Repeat all the lines below exactly, but omit the pictures.

■ ■ ■ ■ ■

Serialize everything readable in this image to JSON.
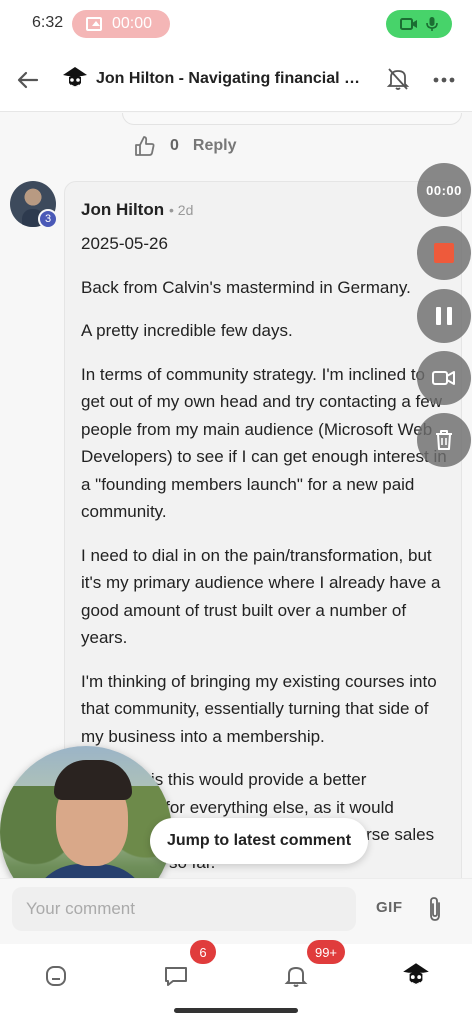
{
  "status_bar": {
    "time": "6:32",
    "recording_timer": "00:00",
    "accent_recording": "#f4b6b6",
    "accent_camera": "#47d36a"
  },
  "header": {
    "title": "Jon Hilton - Navigating financial pr...",
    "icons": [
      "back-arrow-icon",
      "topic-avatar-icon",
      "bell-muted-icon",
      "more-icon"
    ]
  },
  "previous_post": {
    "like_count": "0",
    "reply_label": "Reply"
  },
  "post": {
    "author": "Jon Hilton",
    "age": "2d",
    "avatar_badge": "3",
    "paragraphs": [
      "2025-05-26",
      "Back from Calvin's mastermind in Germany.",
      "A pretty incredible few days.",
      "In terms of community strategy. I'm inclined to get out of my own head and try contacting a few people from my main audience (Microsoft Web Developers) to see if I can get enough interest in a \"founding members launch\" for a new paid community.",
      "I need to dial in on the pain/transformation, but it's my primary audience where I already have a good amount of trust built over a number of years.",
      "I'm thinking of bringing my existing courses into that community, essentially turning that side of my business into a membership.",
      "My hope is this would provide a better foundation for everything else, as it would reduce my reliance on the one-off course sales I've offered so far."
    ]
  },
  "recorder": {
    "timer": "00:00",
    "stop_color": "#ee5a3b"
  },
  "jump_pill": {
    "label": "Jump to latest comment"
  },
  "composer": {
    "placeholder": "Your comment",
    "gif_label": "GIF"
  },
  "bottom_nav": {
    "chat_badge": "6",
    "notifications_badge": "99+",
    "badge_color": "#e03c3c"
  }
}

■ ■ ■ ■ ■

= Output of the exercise =
Serialize everything readable in this image to JSON.
{
  "status_bar": {
    "time": "6:32",
    "recording_timer": "00:00",
    "accent_recording": "#f4b6b6",
    "accent_camera": "#47d36a"
  },
  "header": {
    "title": "Jon Hilton - Navigating financial pr...",
    "icons": [
      "back-arrow-icon",
      "topic-avatar-icon",
      "bell-muted-icon",
      "more-icon"
    ]
  },
  "previous_post": {
    "like_count": "0",
    "reply_label": "Reply"
  },
  "post": {
    "author": "Jon Hilton",
    "age": "2d",
    "avatar_badge": "3",
    "paragraphs": [
      "2025-05-26",
      "Back from Calvin's mastermind in Germany.",
      "A pretty incredible few days.",
      "In terms of community strategy. I'm inclined to get out of my own head and try contacting a few people from my main audience (Microsoft Web Developers) to see if I can get enough interest in a \"founding members launch\" for a new paid community.",
      "I need to dial in on the pain/transformation, but it's my primary audience where I already have a good amount of trust built over a number of years.",
      "I'm thinking of bringing my existing courses into that community, essentially turning that side of my business into a membership.",
      "My hope is this would provide a better foundation for everything else, as it would reduce my reliance on the one-off course sales I've offered so far."
    ]
  },
  "recorder": {
    "timer": "00:00",
    "stop_color": "#ee5a3b"
  },
  "jump_pill": {
    "label": "Jump to latest comment"
  },
  "composer": {
    "placeholder": "Your comment",
    "gif_label": "GIF"
  },
  "bottom_nav": {
    "chat_badge": "6",
    "notifications_badge": "99+",
    "badge_color": "#e03c3c"
  }
}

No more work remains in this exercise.